Parliament voted on 8 December to allow President Hugo Chávez Frías to formally take office before the Supreme Court after the official date of 10 January, given his physical incapacity to attend a ceremony in Venezuela for now. The Speaker of the National Assembly Diosdado Cabello Rondón told parliament that the 10 January date was not as opposition members alleged "immovable" and there were precedents for a president's late inauguration. The President he said now had "all the time he needs to recover and return to Venezuela" once cured of his illness, El Universal reported. He said addressing the opposition coalition that the government was functioning and the socialist regime united, "only the opposition is not functioning...the day something happens, [the vice-president] Nicolás [Maduro] and I will be here together. I don't know if you will all be together." Cabello was sworn in as Speaker on 5 January for 2012-13; he expressed satisfaction at the 8 January session that no opposition legislators had been included in the parliamentary presidium, as "there would surely have been a coup." A lawyer and constitutional specialist separately told Globovisión, a broadcaster critical of the regime, that he considered the vote "contrary to the constitution" and inapplicable beyond 10 January when the present constitutional period ended.
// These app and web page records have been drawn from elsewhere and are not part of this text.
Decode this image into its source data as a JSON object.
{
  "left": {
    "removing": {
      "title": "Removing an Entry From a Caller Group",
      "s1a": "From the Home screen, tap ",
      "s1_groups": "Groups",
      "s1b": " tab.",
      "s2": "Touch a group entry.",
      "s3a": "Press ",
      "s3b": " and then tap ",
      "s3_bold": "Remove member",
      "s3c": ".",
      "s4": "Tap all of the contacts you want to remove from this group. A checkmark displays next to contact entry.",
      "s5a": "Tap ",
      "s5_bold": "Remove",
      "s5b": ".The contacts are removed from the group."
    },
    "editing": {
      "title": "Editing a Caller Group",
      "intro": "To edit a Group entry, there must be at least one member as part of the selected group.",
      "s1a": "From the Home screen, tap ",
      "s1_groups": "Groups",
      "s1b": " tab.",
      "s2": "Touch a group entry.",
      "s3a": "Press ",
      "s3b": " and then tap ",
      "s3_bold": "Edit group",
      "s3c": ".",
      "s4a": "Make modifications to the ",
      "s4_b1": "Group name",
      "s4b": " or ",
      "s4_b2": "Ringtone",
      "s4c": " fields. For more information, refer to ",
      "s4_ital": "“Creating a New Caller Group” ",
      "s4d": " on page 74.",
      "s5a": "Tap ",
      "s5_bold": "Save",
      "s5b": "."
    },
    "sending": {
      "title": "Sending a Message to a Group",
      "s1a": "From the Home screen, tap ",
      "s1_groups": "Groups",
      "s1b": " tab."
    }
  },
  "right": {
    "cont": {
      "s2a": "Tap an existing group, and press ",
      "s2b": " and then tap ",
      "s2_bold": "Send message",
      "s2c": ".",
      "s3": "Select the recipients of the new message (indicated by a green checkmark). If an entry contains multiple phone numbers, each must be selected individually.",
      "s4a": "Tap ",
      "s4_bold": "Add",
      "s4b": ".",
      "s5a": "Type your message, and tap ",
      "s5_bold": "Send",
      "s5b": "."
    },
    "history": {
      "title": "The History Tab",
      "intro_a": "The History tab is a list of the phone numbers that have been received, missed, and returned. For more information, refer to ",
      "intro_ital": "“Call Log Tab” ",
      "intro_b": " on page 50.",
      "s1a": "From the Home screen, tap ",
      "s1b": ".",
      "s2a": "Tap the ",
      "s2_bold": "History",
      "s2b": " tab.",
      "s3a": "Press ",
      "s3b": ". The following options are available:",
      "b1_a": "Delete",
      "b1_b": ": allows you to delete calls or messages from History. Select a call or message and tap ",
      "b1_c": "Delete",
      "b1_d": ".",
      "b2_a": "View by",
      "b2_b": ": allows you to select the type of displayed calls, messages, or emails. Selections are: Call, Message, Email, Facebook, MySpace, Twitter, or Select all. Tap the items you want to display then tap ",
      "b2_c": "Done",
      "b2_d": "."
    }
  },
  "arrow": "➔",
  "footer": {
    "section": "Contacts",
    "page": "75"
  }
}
José Vicente Haro said the acting president Nicolás Maduro and ministers should step down on 10 January, after which date they could be no more than a de facto government, Globovisión reported. Venezuela's Prosecutor-General Luisa Ortega Díaz was however cited as saying that day that a new constitutional period was not to be confused with a presidential mandate. She said "the mandate is one thing and the constitutional period another," and "the President can thus not take office on 10 January," Globovisión reported. She said parliament should however convene that day to start the new constitutional period. Hugo Chávez was elected to a new presidential term on 7 October. Ortega said that in spite of his resurgent illness and temporary absence, there had been no "power vacuum" in Venezuela as the opposition alleged.